This is all rather oddly disturbing to me because it implies a paradox of information in a closed system. As our knowledge of the closed system grows something else must decrease; otherwise our measurements are meaningless. But semantically Ignorance is the opposite of Knowledge, not the opposite of Information. In other words, our Ignorance should be a quantifiable measurement (we do not know 51% of what is in the closed system at time T) just as our Knowledge is a quantifiable measurement (we DO know 49% of what is in the closed system at time T). So the reverse of Information is not Ignorance but, perhaps, Mystery.

If we can measure Mystery then we can estimate the size of a closed system without being able to measure Information. One way to do this would be the estimate of Capacity. But Capacity is capricious because there is no rule that says every atomic piece of information has the same dimensions. With no frame of reference for the size of atomic pieces of information our measurements of Capacity become meaningless. That's all rather annoying.

Add to this the fact that Complexity is measured in different layers. Hence, even if you can measure all the atomic information in a closed system (thus reducing the Highest Complex Mystery to a quantified value of 0) you would still have to measure each layer of Complexity all the way up until the Simplest Complex Mystery has a quantified value of 0 (there are no more unknown or unknowable atomic pieces of mystery).

If all the atomic pieces of information and mystery at a given level of complexity/simplicity comprise an algebra, then there must be a superset of these algebras that describe all the layers of symmetrical complexity/simplicity. For both Complexity or Simplicity, then, the number of algebras in the superset represent the limits of Information/Mystery.

And yet according to my concept of Data Superstructures there is no limit to either Complexity or Simplicity; hence, we are faced with another paradox. And I find that annoying because I know very well that layers of complexity evolve in all information systems; furthermore, I know that if you map the growth of knowledge in reverse you see the layers of simplicity evolving (in reverse) in all information systems. It's exactly like running a movie in reverse.
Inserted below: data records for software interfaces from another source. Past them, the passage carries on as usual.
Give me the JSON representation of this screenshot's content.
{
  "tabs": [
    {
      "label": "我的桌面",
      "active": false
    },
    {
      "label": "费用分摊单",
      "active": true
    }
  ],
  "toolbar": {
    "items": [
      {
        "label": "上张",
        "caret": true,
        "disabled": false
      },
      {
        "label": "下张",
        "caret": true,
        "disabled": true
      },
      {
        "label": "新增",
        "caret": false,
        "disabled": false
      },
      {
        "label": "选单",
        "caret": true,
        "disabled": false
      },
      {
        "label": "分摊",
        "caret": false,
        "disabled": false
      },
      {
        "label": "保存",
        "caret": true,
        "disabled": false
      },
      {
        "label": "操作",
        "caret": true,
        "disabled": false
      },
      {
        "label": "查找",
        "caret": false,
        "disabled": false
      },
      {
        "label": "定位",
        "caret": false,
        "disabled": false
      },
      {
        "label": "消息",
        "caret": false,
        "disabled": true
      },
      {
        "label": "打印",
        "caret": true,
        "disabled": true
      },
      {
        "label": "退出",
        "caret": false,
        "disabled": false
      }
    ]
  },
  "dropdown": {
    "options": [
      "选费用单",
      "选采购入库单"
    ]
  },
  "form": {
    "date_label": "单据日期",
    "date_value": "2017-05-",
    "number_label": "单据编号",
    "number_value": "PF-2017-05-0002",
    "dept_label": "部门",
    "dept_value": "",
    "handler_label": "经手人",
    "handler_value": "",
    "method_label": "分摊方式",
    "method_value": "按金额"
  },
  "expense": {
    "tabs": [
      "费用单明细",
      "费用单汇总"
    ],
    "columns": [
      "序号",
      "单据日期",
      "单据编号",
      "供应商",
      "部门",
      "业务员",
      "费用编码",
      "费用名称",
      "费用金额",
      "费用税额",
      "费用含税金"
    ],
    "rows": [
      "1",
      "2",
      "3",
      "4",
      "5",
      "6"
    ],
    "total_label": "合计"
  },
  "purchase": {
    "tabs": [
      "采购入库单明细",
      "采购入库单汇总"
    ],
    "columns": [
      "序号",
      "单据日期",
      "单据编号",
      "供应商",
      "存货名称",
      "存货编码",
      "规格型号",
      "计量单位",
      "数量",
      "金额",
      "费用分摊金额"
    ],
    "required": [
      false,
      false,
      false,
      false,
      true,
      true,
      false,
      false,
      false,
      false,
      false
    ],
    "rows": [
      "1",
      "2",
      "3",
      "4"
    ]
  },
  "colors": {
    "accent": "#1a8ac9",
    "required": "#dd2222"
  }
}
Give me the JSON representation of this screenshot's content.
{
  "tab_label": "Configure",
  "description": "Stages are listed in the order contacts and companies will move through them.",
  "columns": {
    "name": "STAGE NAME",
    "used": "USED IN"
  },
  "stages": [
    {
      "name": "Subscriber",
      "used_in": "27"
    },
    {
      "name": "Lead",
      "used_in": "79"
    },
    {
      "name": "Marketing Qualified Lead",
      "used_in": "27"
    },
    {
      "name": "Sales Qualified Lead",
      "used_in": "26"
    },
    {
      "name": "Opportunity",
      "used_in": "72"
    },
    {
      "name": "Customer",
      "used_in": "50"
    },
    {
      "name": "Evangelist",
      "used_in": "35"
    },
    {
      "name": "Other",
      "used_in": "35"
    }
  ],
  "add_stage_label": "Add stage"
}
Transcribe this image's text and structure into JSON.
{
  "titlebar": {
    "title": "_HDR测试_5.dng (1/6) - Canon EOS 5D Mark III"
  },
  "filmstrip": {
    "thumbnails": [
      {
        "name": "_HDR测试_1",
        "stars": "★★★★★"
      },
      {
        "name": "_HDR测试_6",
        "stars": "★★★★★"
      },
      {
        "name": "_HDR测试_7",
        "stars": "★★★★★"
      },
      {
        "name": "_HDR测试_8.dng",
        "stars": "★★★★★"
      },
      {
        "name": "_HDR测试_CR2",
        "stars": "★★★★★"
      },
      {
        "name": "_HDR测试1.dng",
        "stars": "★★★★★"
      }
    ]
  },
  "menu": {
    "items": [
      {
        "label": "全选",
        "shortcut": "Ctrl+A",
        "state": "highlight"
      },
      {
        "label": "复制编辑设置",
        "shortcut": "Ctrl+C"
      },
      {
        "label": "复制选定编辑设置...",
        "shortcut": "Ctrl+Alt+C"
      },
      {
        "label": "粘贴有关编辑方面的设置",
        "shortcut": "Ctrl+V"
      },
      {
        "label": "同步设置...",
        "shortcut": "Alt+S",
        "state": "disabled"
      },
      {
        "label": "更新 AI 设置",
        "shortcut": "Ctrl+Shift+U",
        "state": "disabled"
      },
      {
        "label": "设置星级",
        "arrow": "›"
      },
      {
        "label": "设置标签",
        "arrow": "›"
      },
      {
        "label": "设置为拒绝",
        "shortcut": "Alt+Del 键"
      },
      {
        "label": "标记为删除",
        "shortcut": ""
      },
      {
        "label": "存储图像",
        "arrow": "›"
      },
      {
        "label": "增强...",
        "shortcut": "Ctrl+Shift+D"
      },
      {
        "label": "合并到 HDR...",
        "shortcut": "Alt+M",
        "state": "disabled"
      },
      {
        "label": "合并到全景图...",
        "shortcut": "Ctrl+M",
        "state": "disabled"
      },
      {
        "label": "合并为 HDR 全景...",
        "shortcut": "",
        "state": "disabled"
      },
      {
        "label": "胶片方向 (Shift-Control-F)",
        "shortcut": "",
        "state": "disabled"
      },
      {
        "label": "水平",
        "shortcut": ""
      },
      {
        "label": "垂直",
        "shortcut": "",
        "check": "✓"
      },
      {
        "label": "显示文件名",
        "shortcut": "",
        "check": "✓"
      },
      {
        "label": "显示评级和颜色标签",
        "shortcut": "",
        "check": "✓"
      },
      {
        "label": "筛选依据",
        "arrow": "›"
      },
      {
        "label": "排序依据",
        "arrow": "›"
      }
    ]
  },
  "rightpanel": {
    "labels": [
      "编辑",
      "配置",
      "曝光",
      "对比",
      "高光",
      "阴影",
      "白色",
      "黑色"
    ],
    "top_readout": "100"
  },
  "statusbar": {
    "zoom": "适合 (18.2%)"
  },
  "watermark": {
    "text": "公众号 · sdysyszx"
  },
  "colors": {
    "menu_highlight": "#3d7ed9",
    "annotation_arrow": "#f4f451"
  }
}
Thus the Paradox of the Football Surface is that in a Large System it is essentially infinite even if the Large System is a Closed (Finite) System. This is a bit like Xeno's Paradox in that you can continue to divide each unit of distance in half in an infinite progression, and yet if you move an object across a given distance eventually it crosses the "last" unit of measurement.

Information in a closed system cannot be infinite but in a large enough system we may be able to treat it as though it is infinite. In that case our attempts to measure the system will fail unless we resort to using approximations that only map part of the system's information. By pairing up as many of these approximations as we can we can gradually paint a picture of what the system looks like, thus improving our understanding of it, but we'll never get a complete picture as long as the system remains large. And once you can measure the entire system your approximations become irrelevant (so I suppose I just described something like a simple Calculus).

Why does this bother me? Because every day I see people struggling to quantify the information on the Internet. Whole industries have grown up around these algorithms and engines, and yet I know intuitively that they cannot possibly be accurate. But hundreds of millions of dollars are spent on these quantifications every year.

And I suppose I have just described something like Economics.

It would just be nice if I could figure out what the Mystery is while I'm collecting Information, although I suspect we might have to invent whole new sciences to make sense of any reasonable quantification of what we do not know.